**REQUIREMENT**
Among the records below, which lines contain the string "title"? Report them.

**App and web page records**
········

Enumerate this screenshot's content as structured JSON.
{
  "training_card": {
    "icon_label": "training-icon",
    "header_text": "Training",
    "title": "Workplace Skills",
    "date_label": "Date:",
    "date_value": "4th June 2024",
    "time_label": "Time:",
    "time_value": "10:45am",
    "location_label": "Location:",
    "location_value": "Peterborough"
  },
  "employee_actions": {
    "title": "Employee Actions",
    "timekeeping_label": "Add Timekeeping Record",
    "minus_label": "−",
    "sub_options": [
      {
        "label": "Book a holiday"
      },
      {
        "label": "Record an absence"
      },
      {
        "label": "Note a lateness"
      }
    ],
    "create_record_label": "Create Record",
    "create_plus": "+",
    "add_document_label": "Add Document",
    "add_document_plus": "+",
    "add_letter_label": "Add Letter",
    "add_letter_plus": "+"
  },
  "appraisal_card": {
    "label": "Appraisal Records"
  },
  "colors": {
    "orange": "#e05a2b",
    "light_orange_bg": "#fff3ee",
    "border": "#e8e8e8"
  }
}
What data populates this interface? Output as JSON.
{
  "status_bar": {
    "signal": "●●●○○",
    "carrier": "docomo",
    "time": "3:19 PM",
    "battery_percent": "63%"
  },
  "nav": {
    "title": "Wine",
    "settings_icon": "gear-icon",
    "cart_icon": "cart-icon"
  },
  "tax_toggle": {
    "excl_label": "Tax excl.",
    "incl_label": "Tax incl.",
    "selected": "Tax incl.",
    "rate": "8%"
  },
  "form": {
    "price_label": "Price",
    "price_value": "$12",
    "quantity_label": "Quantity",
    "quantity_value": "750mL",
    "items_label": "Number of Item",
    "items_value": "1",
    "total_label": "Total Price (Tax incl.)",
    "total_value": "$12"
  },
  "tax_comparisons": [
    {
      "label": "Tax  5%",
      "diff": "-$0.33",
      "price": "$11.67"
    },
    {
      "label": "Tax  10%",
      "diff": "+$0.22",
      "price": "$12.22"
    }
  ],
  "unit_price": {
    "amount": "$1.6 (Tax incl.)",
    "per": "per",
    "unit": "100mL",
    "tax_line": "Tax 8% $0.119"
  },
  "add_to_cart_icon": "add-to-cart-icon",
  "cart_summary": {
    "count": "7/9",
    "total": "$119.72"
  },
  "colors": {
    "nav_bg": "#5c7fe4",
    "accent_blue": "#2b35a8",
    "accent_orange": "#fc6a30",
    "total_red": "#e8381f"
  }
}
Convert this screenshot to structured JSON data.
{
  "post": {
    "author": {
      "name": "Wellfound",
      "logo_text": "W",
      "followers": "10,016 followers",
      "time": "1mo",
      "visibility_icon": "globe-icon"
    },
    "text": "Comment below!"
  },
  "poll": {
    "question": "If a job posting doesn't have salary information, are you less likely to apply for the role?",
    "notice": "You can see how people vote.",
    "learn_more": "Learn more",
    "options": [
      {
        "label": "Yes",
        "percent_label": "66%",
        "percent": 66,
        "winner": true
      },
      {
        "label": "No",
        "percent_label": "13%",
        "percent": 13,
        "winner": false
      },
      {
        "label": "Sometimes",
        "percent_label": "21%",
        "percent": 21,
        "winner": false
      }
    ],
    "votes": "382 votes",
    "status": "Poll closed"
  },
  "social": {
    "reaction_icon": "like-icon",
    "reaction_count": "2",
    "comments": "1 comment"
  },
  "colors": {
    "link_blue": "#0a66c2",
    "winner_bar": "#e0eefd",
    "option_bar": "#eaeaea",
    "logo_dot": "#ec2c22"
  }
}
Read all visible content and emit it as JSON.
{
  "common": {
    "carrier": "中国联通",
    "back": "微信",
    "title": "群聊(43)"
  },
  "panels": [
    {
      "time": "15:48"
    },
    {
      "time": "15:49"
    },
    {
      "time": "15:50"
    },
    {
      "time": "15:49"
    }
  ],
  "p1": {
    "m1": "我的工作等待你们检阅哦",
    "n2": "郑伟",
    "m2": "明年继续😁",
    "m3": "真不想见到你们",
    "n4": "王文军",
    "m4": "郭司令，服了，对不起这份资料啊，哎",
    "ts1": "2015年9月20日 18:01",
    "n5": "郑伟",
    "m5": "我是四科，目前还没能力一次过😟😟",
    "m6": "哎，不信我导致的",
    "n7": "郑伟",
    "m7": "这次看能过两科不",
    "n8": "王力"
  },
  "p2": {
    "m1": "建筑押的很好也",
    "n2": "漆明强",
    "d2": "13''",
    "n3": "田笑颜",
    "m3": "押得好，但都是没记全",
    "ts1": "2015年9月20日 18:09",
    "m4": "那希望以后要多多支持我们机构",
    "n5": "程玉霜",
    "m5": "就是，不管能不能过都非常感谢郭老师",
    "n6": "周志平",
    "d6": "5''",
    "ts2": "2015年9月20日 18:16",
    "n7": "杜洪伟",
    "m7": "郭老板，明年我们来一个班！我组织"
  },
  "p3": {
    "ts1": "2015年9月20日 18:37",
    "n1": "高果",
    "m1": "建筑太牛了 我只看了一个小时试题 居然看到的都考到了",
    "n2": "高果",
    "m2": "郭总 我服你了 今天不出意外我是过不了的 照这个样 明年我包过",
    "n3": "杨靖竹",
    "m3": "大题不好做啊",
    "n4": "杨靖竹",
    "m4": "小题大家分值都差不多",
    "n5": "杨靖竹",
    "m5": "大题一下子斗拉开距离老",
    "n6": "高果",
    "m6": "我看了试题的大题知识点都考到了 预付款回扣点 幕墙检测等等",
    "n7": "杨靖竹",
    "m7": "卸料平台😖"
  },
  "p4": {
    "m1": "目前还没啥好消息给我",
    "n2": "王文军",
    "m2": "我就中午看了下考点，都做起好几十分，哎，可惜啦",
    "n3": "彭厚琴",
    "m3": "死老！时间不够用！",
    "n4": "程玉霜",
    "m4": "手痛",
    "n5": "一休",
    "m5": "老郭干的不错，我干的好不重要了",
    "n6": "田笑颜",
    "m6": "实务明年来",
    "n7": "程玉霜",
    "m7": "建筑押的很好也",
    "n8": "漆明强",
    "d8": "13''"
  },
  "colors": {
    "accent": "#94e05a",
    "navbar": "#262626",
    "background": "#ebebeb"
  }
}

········

**ANSWER SECTION**
    "title": "Workplace Skills",
    "title": "Employee Actions",
    "title": "Wine",
    "title": "群聊(43)"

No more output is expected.